ROUGH CUT (NO REPORTER NARRATION) Spain's King Felipe VI on Tuesday accused Catalan secessionist leaders of shattering democratic principles and dividing Catalan society, as thousands took to the streets to protest against a violent police crackdown against the banned independence referendum held on Sunday. The televised speech, a rare intervention by the 49-year-old monarch who is normally silent on politics, was a sign of how deeply Spain has been shaken by the Catalan vote and a police crackdown that injured 900 people. On Tuesday tens of thousands of Catalans demonstrated in the streets of the northeastern region against action by the police who tried to disrupt Sunday's vote by firing rubber bullets and charging into crowds with truncheons. Tuesday's protests shut down road traffic, public transport and businesses. The referendum and its aftermath have plunged Spain into its worst constitutional crisis in decades, and are a political test for Prime Minister Mariano Rajoy, a conservative who has taken a hard line stance on the issue. Late Tuesday Catalonia's leader, Carles Puigdemont, told the BBC that the region will declare independence in a matter of days. Pro-independence parties who control the regional government staged Sunday's referendum in defiance of the Constitutional Court, which had ruled that the vote violated Spain's 1978 constitution which states the country is indivisible.

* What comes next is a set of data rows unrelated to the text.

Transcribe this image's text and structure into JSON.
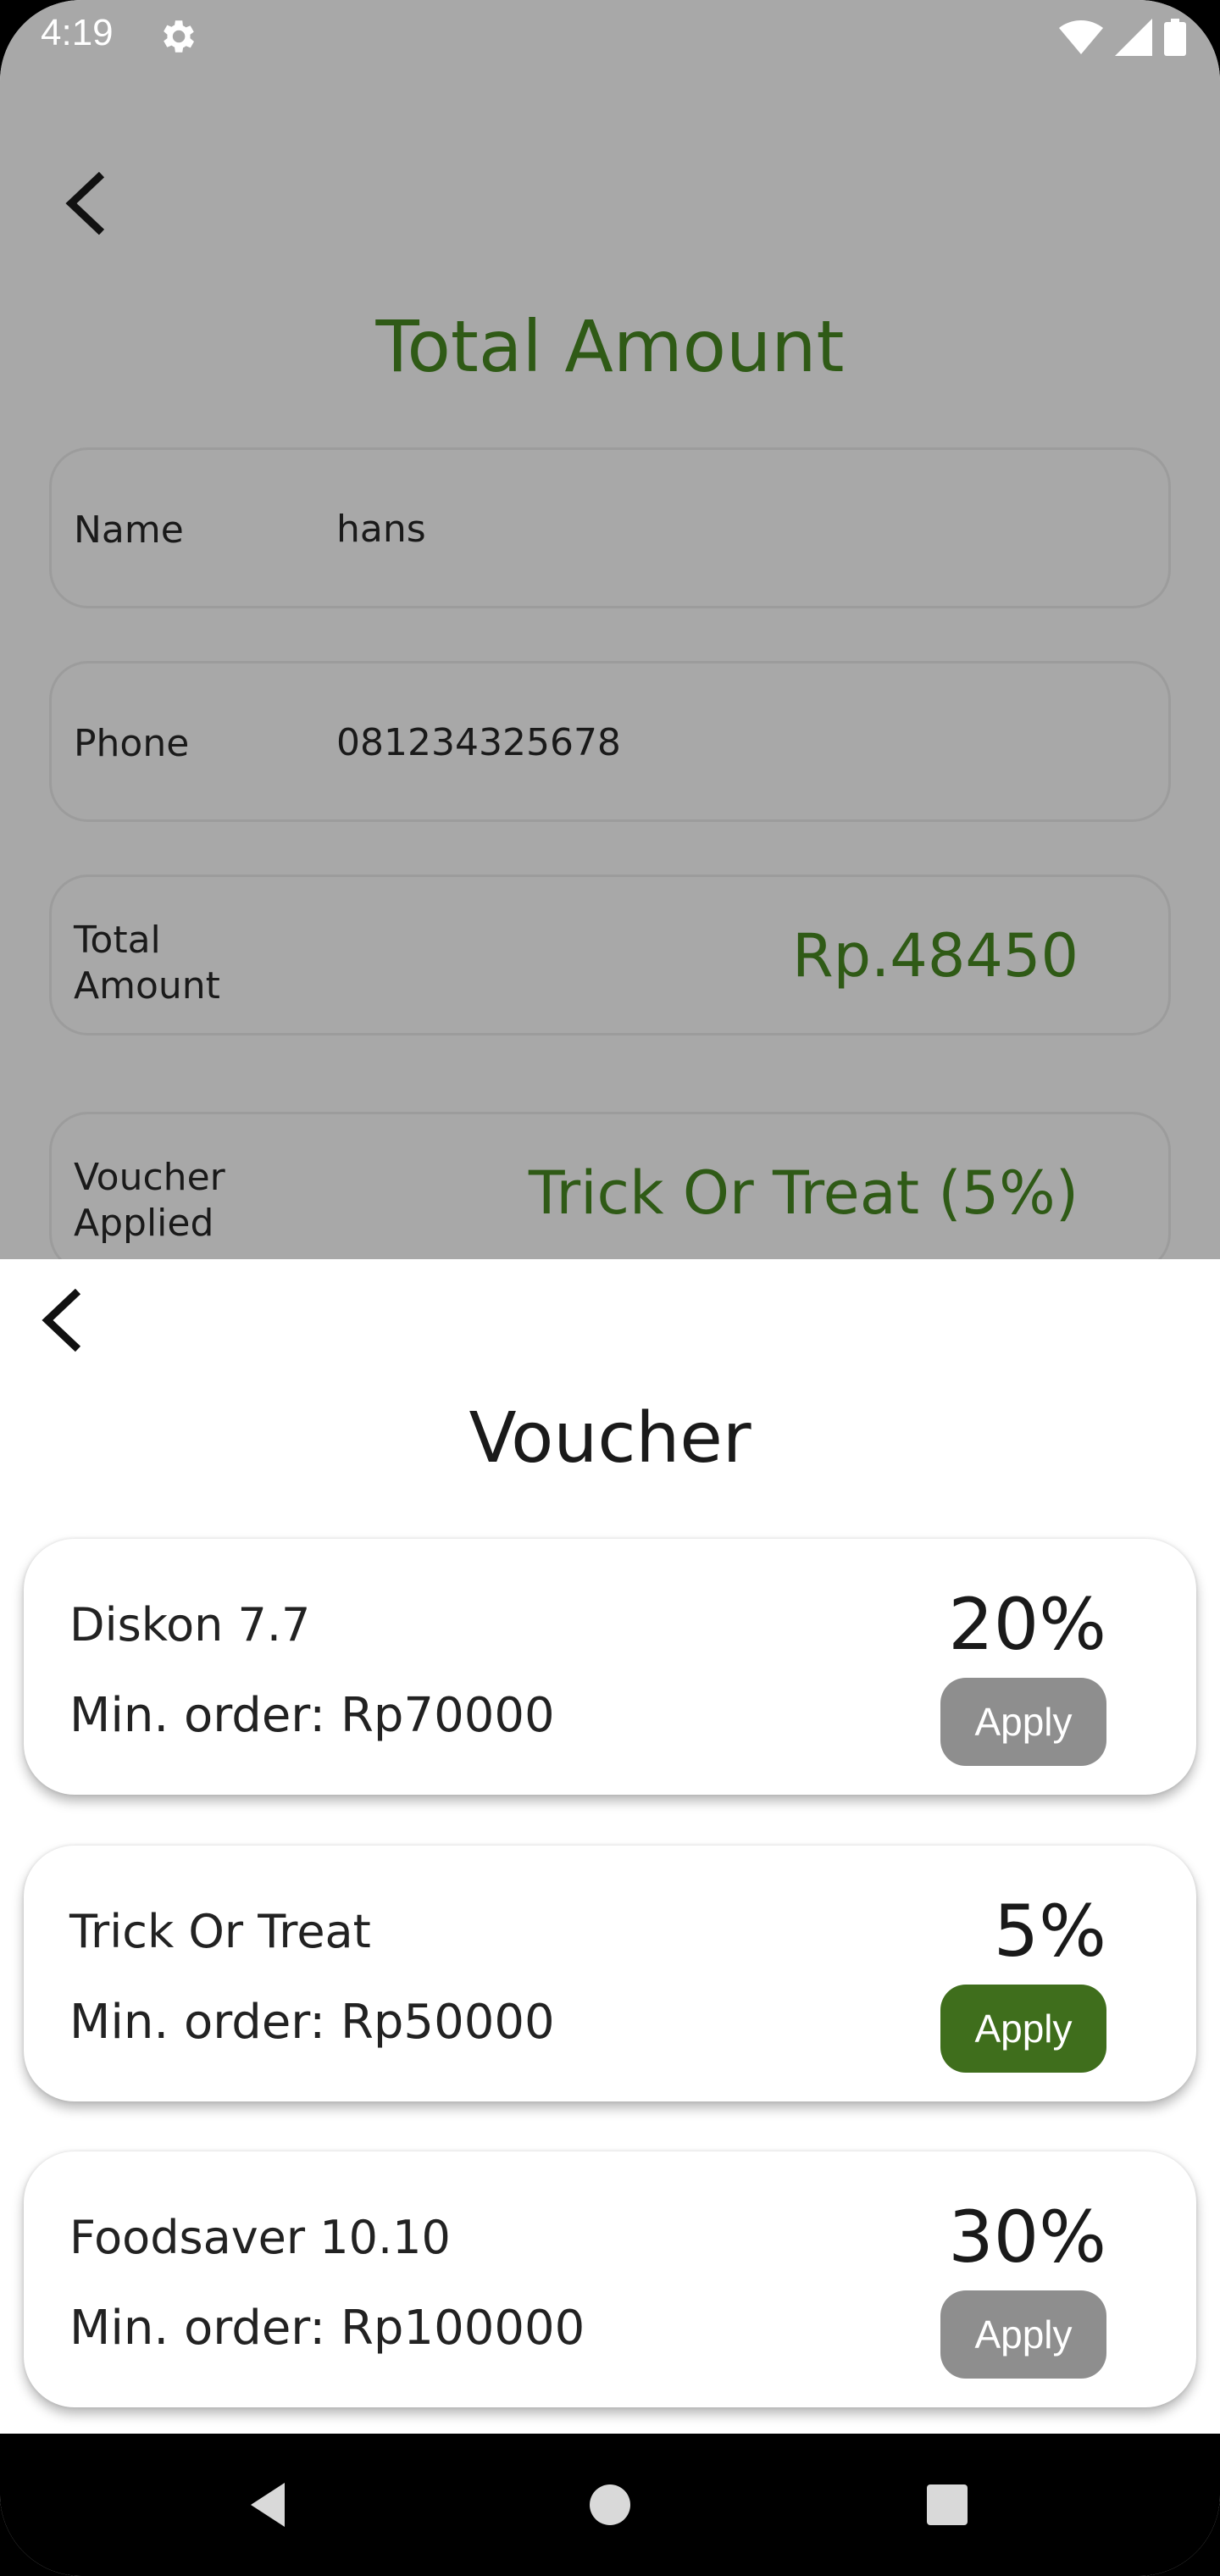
{
  "status_bar": {
    "time": "4:19"
  },
  "background_page": {
    "title": "Total Amount",
    "name_label": "Name",
    "name_value": "hans",
    "phone_label": "Phone",
    "phone_value": "081234325678",
    "total_label_line1": "Total",
    "total_label_line2": "Amount",
    "total_value": "Rp.48450",
    "voucher_label_line1": "Voucher",
    "voucher_label_line2": "Applied",
    "voucher_value": "Trick Or Treat (5%)"
  },
  "sheet": {
    "title": "Voucher",
    "vouchers": [
      {
        "name": "Diskon 7.7",
        "min_order": "Min. order: Rp70000",
        "percent": "20%",
        "apply_label": "Apply",
        "state": "disabled"
      },
      {
        "name": "Trick Or Treat",
        "min_order": "Min. order: Rp50000",
        "percent": "5%",
        "apply_label": "Apply",
        "state": "active"
      },
      {
        "name": "Foodsaver 10.10",
        "min_order": "Min. order: Rp100000",
        "percent": "30%",
        "apply_label": "Apply",
        "state": "disabled"
      }
    ]
  },
  "colors": {
    "accent_green": "#3f6e1c",
    "disabled_gray": "#8e8e8e",
    "title_green": "#2f5a16"
  },
  "icons": [
    "gear-icon",
    "wifi-icon",
    "signal-icon",
    "battery-icon",
    "back-arrow-icon",
    "nav-back-icon",
    "nav-home-icon",
    "nav-recents-icon"
  ]
}
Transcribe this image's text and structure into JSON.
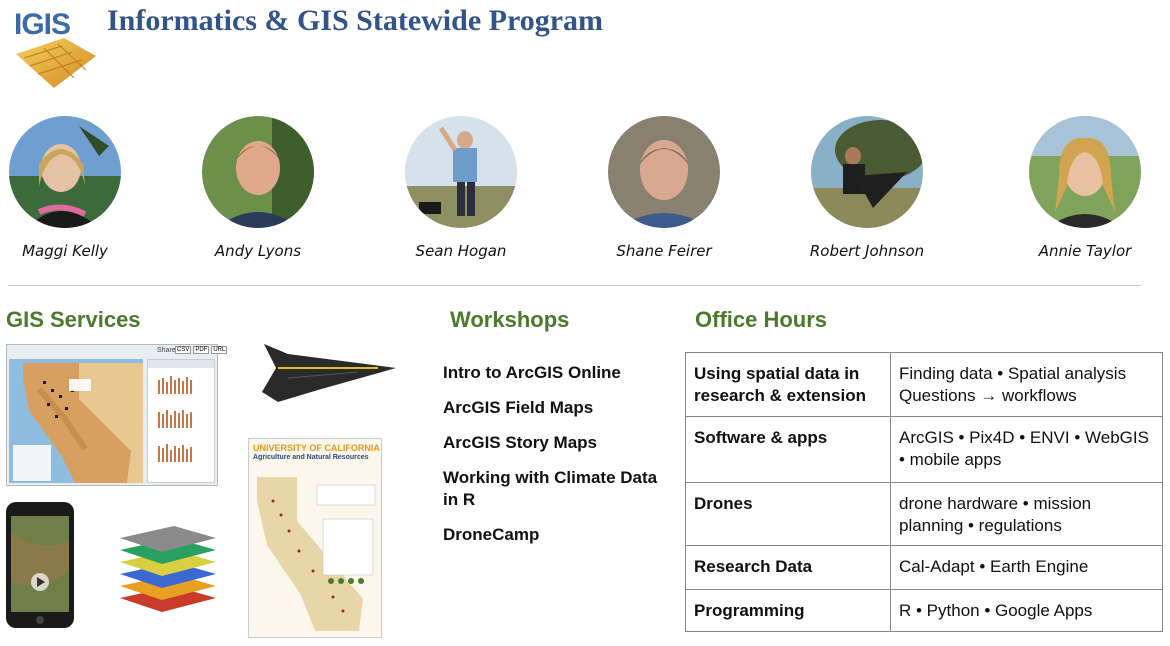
{
  "header": {
    "logo_text": "IGIS",
    "title": "Informatics & GIS Statewide Program"
  },
  "people": [
    {
      "name": "Maggi Kelly"
    },
    {
      "name": "Andy Lyons"
    },
    {
      "name": "Sean Hogan"
    },
    {
      "name": "Shane Feirer"
    },
    {
      "name": "Robert Johnson"
    },
    {
      "name": "Annie Taylor"
    }
  ],
  "sections": {
    "gis_services": "GIS Services",
    "workshops": "Workshops",
    "office_hours": "Office Hours"
  },
  "workshops": [
    "Intro to ArcGIS Online",
    "ArcGIS Field Maps",
    "ArcGIS Story Maps",
    "Working with Climate Data in R",
    "DroneCamp"
  ],
  "office_hours": [
    {
      "topic": "Using spatial data in research & extension",
      "details": "Finding data  •  Spatial analysis Questions → workflows"
    },
    {
      "topic": "Software & apps",
      "details": "ArcGIS  •  Pix4D  •  ENVI  • WebGIS  •  mobile apps"
    },
    {
      "topic": "Drones",
      "details": "drone hardware  •  mission planning  •  regulations"
    },
    {
      "topic": "Research Data",
      "details": "Cal-Adapt  •  Earth Engine"
    },
    {
      "topic": "Programming",
      "details": "R • Python • Google Apps"
    }
  ],
  "poster": {
    "header": "UNIVERSITY OF CALIFORNIA",
    "subheader": "Agriculture and Natural Resources"
  },
  "webmap": {
    "share_label": "Share:",
    "share_buttons": [
      "CSV",
      "PDF",
      "URL"
    ]
  },
  "colors": {
    "title": "#33548a",
    "section": "#4a7a2a",
    "logo_blue": "#3b6aa8",
    "logo_gold": "#e0b030"
  }
}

Catalonia, Spain's richest region, has its own language and culture and a political movement for secession that has strengthened in recent years. Those who participated in Sunday's ballot voted overwhelmingly for independence, a result that was expected since residents who favour remaining part of Spain mainly boycotted the referendum. Catalan leader Carles Puigdemont has said the result is valid and must be implemented. Outside of Catalonia, Spaniards mostly hold strong views against its independence drive. In his televised address, the king said the "irresponsible behaviour" of the Catalan leaders had undermined social harmony in the region.